23 Dec Changing Tides Gala Empowers Community, Raises Funds for Mental Health Programs
Changing Tides Gala Empowers Community, Raises Funds for Mental Health Programs
Only the sound of crashing waves could be heard in the background as Dr. Ned Sasaki took to the stage at the 4th annual Changing Tides Upstream gala on November 27 at the seaside estate of Carolyn Elliot. As he shared the story of his son Kevin who died by suicide earlier this year following a painful battle with bipolar disorder, Dr. Sasaki reminded the room of friends, family and supporters to have the difficult conversations and embrace vulnerabilities. “It’s okay,” he urged.
Kevin’s story, like too many others, was tragically cut short. “Typically in Asian cultures, you don’t talk about mental health,” shared attendee Sarah Fukui. “I think younger generations are starting to change that, and I think it’s so important to talk about it and destigmatize it and give people opportunities they may not have access to otherwise.”
Obstacles such as cultural stigma, lack of family support, language and financial barriers are cited as just some of the reasons that Asian Americans are the least likely racial/ethnic identity to receive mental health treatment.
Since Changing Tides’ inception in 2018, the LTSC program has worked towards normalizing mental health in the AAPI community. With the creation of initiatives such as the CT Stream therapy stipend program and the upcoming CT Anchor suicide prevention initiative, the hope is that the next generation will usher in a new era of mental health awareness.
“LTSC has been making a lot of efforts to include younger people in their decision-making areas. I really appreciate that about Changing Tides,” said Seia Watanabe, a 22-year-old Kizuna Board Fellow whose younger sister, Yua, is part of the CT Crew. “It’s an organization led by young people, and they have so much agency over the decisions that the organization makes.”
This youth-driven mindset was at the forefront of the Upstream event which, in addition to Kevin’s story, also included a thought-provoking presentation by filmmaker and two-time cancer survivor, Paul Goodman, as well as a heartfelt musical performance by Miya Stepanhoff of Bedouine’s “Solitary Daughter.” Guests were left enchanted and empowered, looking towards the future of the Changing Tides cause.
“We have the opportunity to strike the iron while it’s hot, but it’s important to remind ourselves that we can’t just undo generations of stigma overnight. It’s a process, but organizations like Changing Tides start with a conversation,” said 2022 Nisei Week Queen, Kristine Yada, who chose Changing Tides as her philanthropic platform.

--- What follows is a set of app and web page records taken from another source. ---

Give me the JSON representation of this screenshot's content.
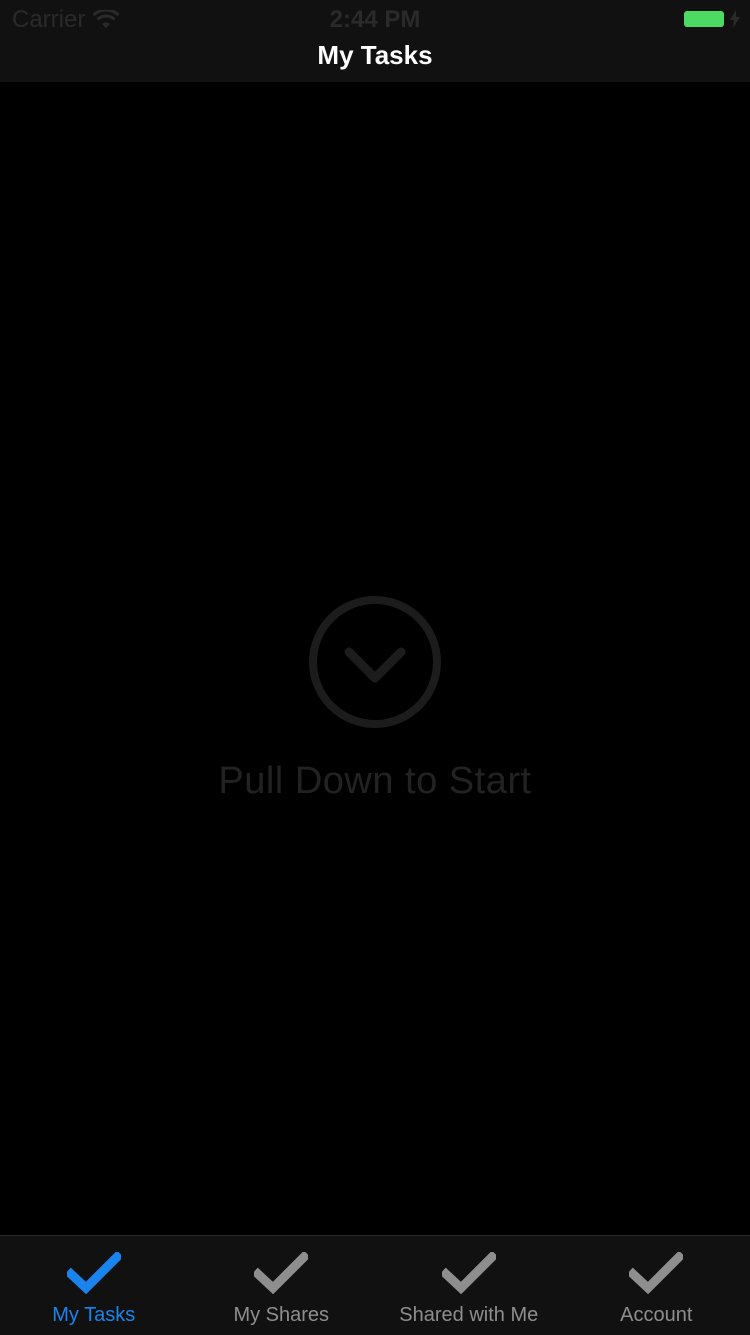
{
  "status_bar": {
    "carrier": "Carrier",
    "time": "2:44 PM",
    "battery_color": "#4cd964"
  },
  "nav": {
    "title": "My Tasks"
  },
  "empty_state": {
    "icon": "chevron-down-circle-icon",
    "message": "Pull Down to Start"
  },
  "tabs": [
    {
      "label": "My Tasks",
      "icon": "checkmark-icon",
      "active": true
    },
    {
      "label": "My Shares",
      "icon": "checkmark-icon",
      "active": false
    },
    {
      "label": "Shared with Me",
      "icon": "checkmark-icon",
      "active": false
    },
    {
      "label": "Account",
      "icon": "checkmark-icon",
      "active": false
    }
  ],
  "colors": {
    "accent": "#1a84ee",
    "inactive": "#8e8e8e",
    "background": "#000000"
  }
}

Visit the Changing Tides website to find mental health resources and to learn more about our mission and initiatives.